Second item: Arrow has not significantly changed the multi-element looping car chassis. In 1989 or 1990 (just in time for Steel Phantom) they switched from 8" to 12" road wheels, and in 1999 they added a safety bracket to the last axle of the train. All of the Arrow looping coaster trains, from the Corkscrew at Silverwood to the Tennessee Tornado at Dollywood, including Drachen Fire, use the same basic design.
Phantom's Revenge is using the running gear from the Steel Phantom train. Basically all the same hardware as Steel Phantom. Which is a good thing, because Morgan's usual coaster car might not be flexible enough to negotiate that first drop...but the Arrow trailered train is known to work on that track. Basically, Morgan has designed a new shell, with new seats and lap bars, to fit the Arrow chassis. It's that simple. Why do people keep making it more complicated than it is?? :)
Thanks RideMan, if there was anyone who could answer my questions, I knew it would be you!
I was pretty sure that what you said was the case, but so much has been said of Phantom's Revenge, it is often hard to separate the truth from the rumors, as Kennywood doesn't seem to have released a lot of hard information regarding their latest creation.

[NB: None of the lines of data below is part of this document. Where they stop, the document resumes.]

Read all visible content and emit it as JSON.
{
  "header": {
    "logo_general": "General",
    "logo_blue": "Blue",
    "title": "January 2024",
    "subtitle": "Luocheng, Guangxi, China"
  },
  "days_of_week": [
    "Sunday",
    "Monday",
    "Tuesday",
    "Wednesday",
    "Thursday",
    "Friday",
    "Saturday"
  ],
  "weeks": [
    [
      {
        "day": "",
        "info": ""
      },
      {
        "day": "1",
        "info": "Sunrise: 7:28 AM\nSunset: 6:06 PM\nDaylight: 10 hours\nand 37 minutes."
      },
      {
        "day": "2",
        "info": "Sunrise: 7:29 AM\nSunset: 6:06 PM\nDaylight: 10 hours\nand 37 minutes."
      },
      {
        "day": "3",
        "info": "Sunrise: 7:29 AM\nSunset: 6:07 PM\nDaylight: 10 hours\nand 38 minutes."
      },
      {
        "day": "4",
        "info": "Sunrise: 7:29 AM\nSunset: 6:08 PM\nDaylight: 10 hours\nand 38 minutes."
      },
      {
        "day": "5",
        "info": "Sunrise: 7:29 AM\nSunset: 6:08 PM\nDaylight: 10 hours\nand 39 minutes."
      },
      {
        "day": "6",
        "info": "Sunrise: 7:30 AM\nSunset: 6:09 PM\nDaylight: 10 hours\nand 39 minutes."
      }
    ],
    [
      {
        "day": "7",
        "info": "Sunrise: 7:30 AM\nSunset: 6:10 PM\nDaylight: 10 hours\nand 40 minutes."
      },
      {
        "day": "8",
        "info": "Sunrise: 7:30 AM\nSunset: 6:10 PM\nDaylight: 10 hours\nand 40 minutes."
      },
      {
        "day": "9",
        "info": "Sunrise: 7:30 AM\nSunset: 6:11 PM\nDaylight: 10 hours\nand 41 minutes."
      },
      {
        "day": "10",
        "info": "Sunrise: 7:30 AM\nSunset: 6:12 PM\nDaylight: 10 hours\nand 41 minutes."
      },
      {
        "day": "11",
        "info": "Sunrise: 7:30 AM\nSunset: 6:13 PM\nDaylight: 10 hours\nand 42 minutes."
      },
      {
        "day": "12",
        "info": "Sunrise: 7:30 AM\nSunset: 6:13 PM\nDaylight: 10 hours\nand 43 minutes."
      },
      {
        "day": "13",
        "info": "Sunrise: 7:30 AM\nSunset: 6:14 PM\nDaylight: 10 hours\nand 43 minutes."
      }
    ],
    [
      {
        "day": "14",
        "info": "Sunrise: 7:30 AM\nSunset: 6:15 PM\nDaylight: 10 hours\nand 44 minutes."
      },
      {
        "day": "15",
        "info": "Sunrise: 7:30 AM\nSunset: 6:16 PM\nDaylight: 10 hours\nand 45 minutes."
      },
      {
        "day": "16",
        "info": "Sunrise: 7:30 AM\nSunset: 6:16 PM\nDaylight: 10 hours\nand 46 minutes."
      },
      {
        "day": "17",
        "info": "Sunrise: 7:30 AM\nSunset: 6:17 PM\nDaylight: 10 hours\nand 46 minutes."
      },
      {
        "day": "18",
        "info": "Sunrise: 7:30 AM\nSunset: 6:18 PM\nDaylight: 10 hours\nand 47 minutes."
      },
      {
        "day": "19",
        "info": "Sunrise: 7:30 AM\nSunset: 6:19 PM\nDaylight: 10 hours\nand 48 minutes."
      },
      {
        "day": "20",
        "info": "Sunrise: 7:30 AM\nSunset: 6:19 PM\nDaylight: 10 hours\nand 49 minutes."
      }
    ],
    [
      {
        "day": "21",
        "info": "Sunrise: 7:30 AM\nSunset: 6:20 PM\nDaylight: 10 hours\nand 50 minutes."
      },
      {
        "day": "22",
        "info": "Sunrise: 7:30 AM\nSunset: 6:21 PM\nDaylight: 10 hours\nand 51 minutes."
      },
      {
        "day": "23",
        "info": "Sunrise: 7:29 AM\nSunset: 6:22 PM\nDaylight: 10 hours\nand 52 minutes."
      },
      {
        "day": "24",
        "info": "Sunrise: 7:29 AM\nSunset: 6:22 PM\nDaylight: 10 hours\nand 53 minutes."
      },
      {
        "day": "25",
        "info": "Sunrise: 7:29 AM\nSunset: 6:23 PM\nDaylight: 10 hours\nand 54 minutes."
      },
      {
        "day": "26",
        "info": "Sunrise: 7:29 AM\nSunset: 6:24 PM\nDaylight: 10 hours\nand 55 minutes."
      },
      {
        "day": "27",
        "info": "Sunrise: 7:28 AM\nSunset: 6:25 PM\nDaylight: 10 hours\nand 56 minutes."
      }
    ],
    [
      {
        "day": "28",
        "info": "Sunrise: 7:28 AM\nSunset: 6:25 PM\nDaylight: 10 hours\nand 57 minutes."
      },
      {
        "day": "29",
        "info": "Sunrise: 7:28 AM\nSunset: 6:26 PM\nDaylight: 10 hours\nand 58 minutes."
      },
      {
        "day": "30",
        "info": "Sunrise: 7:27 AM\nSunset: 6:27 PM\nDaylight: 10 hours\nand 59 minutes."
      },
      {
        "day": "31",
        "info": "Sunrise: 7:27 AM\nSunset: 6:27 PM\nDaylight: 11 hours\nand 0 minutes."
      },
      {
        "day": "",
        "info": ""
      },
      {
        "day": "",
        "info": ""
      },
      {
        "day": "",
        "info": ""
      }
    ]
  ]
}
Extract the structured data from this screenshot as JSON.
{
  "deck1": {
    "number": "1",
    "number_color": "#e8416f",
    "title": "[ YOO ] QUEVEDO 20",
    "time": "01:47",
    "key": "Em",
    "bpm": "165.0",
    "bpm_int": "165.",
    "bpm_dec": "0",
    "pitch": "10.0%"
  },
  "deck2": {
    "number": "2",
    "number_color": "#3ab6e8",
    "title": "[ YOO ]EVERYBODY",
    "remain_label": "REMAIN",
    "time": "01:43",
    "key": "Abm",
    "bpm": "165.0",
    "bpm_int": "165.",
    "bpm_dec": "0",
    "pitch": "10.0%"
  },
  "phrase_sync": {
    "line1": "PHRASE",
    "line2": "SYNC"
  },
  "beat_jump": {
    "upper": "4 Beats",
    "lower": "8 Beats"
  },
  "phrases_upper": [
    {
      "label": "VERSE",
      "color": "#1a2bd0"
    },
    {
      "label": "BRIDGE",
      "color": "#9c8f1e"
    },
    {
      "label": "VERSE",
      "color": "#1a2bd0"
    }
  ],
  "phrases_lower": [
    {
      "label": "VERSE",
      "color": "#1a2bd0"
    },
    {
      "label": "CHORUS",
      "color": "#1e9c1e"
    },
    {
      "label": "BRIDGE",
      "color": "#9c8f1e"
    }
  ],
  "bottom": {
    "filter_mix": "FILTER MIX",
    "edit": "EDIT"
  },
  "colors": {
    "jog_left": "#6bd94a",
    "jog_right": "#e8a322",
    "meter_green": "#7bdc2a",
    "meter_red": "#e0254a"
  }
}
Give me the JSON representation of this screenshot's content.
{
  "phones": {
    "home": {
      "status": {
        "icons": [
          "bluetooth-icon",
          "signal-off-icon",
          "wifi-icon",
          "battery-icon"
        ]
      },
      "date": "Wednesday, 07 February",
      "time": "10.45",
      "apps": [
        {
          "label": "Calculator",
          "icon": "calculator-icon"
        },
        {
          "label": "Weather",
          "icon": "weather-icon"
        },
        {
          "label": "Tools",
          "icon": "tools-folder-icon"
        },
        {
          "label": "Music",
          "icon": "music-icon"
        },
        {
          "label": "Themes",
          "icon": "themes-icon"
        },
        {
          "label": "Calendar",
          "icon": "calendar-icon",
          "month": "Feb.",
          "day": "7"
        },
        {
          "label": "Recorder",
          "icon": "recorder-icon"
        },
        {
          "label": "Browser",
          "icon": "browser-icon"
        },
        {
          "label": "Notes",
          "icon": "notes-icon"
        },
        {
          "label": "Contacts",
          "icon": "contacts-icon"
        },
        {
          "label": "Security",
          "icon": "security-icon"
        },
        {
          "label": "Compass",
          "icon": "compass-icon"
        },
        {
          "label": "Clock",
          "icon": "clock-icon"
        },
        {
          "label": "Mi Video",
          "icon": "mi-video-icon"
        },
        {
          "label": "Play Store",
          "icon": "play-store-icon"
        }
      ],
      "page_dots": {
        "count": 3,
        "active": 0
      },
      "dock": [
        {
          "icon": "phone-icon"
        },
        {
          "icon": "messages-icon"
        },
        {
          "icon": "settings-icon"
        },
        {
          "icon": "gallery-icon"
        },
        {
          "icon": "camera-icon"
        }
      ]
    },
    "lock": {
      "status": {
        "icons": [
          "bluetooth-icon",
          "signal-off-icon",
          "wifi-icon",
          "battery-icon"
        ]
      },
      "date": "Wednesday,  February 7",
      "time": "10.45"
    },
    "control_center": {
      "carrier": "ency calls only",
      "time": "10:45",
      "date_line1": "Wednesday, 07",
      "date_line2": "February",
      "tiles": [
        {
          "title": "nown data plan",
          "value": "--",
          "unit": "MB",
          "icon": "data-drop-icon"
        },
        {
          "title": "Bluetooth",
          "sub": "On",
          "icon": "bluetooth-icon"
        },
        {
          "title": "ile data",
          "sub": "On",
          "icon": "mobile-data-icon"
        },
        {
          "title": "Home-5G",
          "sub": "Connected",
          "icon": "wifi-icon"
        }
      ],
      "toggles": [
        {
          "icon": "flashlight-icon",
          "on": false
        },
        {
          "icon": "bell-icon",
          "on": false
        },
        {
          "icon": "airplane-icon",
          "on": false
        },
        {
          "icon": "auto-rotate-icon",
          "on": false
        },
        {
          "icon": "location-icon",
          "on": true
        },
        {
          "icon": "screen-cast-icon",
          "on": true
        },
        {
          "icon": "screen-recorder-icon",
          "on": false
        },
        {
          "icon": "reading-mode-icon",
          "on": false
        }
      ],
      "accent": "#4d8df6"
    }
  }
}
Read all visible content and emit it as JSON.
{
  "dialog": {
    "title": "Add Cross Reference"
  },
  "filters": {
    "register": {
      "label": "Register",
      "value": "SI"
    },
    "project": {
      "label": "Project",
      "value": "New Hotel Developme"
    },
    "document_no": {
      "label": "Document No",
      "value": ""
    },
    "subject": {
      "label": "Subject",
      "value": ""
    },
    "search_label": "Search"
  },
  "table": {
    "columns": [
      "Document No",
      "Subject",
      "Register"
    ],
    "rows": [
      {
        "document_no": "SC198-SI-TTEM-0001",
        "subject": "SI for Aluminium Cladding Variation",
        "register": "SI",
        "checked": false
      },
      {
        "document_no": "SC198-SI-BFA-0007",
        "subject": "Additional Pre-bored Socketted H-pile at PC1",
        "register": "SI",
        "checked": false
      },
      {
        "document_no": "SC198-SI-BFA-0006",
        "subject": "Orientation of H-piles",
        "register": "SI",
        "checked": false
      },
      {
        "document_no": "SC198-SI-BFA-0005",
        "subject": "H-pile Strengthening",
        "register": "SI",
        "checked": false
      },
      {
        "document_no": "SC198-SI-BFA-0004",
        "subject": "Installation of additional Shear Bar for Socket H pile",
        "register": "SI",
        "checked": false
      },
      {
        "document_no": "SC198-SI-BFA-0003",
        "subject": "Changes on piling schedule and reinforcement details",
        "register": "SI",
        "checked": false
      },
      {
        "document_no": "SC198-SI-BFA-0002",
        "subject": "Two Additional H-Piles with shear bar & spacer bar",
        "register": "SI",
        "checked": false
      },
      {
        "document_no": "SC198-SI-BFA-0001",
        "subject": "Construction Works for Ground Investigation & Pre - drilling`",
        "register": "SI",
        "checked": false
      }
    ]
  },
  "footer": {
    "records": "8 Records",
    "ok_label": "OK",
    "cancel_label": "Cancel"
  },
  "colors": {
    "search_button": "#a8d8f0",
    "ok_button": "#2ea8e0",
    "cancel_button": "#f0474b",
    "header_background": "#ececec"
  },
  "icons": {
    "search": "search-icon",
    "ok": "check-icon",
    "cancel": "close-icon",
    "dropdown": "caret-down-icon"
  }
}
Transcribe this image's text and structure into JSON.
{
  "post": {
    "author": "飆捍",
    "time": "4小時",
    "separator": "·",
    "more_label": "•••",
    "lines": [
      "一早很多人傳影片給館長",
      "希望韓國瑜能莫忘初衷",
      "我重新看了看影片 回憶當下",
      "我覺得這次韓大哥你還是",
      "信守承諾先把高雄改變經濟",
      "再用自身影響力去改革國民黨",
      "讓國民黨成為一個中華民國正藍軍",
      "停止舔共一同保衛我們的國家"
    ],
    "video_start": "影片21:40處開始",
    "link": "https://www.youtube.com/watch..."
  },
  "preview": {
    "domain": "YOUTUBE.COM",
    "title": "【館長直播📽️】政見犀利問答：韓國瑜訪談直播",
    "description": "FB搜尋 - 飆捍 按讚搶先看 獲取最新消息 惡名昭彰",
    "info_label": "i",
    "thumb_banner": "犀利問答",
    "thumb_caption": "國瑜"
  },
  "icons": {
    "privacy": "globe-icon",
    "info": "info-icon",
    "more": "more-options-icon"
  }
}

I would sure love to see a picture or rendering of the "new" PR trains, although I have come to terms with waiting until the ride actually opens.
Rob, the closest I've seen to a picture is the photograph in the last First Drop (the one with Tusenfryd on the cover and my article about LIMs on Page 70 :) ) of one of the car shells in the Morgan glass shop. It basically looks like an Arrow Corkscrew shell but with a decorative flare on the back, and no headrests. :)
Thanks Dave... I wish I received First Drop so I could see it (although it sounds like there are lots of great articles in that magazine), although your description has banished from my mind what I imagined it looking like. I was thinking of a lower, shorter version of a standard Morgan train, thankfully, that is not the case!
The transitions were a BIG problem. My dad always joked that it looked like Arrow erected the hills and loops where they felt like it, THEN they would go and find a pieces of track that would connect the elements, and that's why their transitions were so poor. On PR, the transitions look SMOOTH and beautiful. I don't think that it will be rough at all.
I'll be putting more pics up later on my site, when I can connect to the FTP server.
The speculation is over. The new trains are DEFINITELY the old chassis with new shells. I believe the reason the lap bar comes down from the side is simply a matter of that was the best place to put them -- don't forget, the old Arrow trains didn't have anything on the floor either.
The new trains also have a self-retracting seatbelt.
I was VERY impressed by what I saw. I REALLY hope to have the pics up later today, when I do I'll contribute a news item...
They're almost done, and the new coaster is looking cooler and cooler as we get there.